* _Material provided_:
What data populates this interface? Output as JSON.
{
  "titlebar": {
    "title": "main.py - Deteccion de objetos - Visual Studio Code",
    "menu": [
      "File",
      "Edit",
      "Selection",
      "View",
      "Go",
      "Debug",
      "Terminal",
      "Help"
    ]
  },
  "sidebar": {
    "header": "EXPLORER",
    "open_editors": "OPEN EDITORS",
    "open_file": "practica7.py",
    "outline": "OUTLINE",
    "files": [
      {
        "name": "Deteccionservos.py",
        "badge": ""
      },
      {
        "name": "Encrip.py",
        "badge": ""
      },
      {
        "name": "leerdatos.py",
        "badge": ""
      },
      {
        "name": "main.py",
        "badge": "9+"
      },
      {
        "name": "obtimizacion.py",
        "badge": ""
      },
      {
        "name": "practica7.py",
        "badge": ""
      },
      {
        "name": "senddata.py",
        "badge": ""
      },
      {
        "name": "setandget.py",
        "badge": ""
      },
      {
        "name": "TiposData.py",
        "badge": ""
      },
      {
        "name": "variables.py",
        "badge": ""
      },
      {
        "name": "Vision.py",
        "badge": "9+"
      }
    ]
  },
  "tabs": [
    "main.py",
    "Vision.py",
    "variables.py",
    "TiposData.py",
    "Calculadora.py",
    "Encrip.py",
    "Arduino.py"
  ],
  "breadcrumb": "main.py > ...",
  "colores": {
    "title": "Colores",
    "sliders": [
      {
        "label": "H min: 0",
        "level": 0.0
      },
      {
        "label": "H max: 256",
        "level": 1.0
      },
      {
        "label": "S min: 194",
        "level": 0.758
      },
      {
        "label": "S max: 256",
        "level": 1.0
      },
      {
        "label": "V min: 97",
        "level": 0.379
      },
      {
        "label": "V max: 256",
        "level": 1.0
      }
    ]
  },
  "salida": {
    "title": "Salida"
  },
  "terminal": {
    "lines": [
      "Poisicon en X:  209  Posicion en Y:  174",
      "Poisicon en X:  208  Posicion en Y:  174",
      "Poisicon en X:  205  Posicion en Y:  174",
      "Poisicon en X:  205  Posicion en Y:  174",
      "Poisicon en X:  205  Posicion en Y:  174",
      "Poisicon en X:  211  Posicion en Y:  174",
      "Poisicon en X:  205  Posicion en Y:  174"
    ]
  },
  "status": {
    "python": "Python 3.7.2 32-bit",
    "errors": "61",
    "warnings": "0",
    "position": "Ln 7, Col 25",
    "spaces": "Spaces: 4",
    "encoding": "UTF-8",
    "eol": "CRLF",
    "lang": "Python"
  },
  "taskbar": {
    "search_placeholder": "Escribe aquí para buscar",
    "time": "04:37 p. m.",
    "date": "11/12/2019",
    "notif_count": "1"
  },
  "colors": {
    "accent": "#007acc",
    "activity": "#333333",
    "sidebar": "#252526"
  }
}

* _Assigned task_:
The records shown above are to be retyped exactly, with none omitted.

* _Solution for this exercise_:
What data populates this interface? Output as JSON.
{
  "titlebar": {
    "title": "main.py - Deteccion de objetos - Visual Studio Code",
    "menu": [
      "File",
      "Edit",
      "Selection",
      "View",
      "Go",
      "Debug",
      "Terminal",
      "Help"
    ]
  },
  "sidebar": {
    "header": "EXPLORER",
    "open_editors": "OPEN EDITORS",
    "open_file": "practica7.py",
    "outline": "OUTLINE",
    "files": [
      {
        "name": "Deteccionservos.py",
        "badge": ""
      },
      {
        "name": "Encrip.py",
        "badge": ""
      },
      {
        "name": "leerdatos.py",
        "badge": ""
      },
      {
        "name": "main.py",
        "badge": "9+"
      },
      {
        "name": "obtimizacion.py",
        "badge": ""
      },
      {
        "name": "practica7.py",
        "badge": ""
      },
      {
        "name": "senddata.py",
        "badge": ""
      },
      {
        "name": "setandget.py",
        "badge": ""
      },
      {
        "name": "TiposData.py",
        "badge": ""
      },
      {
        "name": "variables.py",
        "badge": ""
      },
      {
        "name": "Vision.py",
        "badge": "9+"
      }
    ]
  },
  "tabs": [
    "main.py",
    "Vision.py",
    "variables.py",
    "TiposData.py",
    "Calculadora.py",
    "Encrip.py",
    "Arduino.py"
  ],
  "breadcrumb": "main.py > ...",
  "colores": {
    "title": "Colores",
    "sliders": [
      {
        "label": "H min: 0",
        "level": 0.0
      },
      {
        "label": "H max: 256",
        "level": 1.0
      },
      {
        "label": "S min: 194",
        "level": 0.758
      },
      {
        "label": "S max: 256",
        "level": 1.0
      },
      {
        "label": "V min: 97",
        "level": 0.379
      },
      {
        "label": "V max: 256",
        "level": 1.0
      }
    ]
  },
  "salida": {
    "title": "Salida"
  },
  "terminal": {
    "lines": [
      "Poisicon en X:  209  Posicion en Y:  174",
      "Poisicon en X:  208  Posicion en Y:  174",
      "Poisicon en X:  205  Posicion en Y:  174",
      "Poisicon en X:  205  Posicion en Y:  174",
      "Poisicon en X:  205  Posicion en Y:  174",
      "Poisicon en X:  211  Posicion en Y:  174",
      "Poisicon en X:  205  Posicion en Y:  174"
    ]
  },
  "status": {
    "python": "Python 3.7.2 32-bit",
    "errors": "61",
    "warnings": "0",
    "position": "Ln 7, Col 25",
    "spaces": "Spaces: 4",
    "encoding": "UTF-8",
    "eol": "CRLF",
    "lang": "Python"
  },
  "taskbar": {
    "search_placeholder": "Escribe aquí para buscar",
    "time": "04:37 p. m.",
    "date": "11/12/2019",
    "notif_count": "1"
  },
  "colors": {
    "accent": "#007acc",
    "activity": "#333333",
    "sidebar": "#252526"
  }
}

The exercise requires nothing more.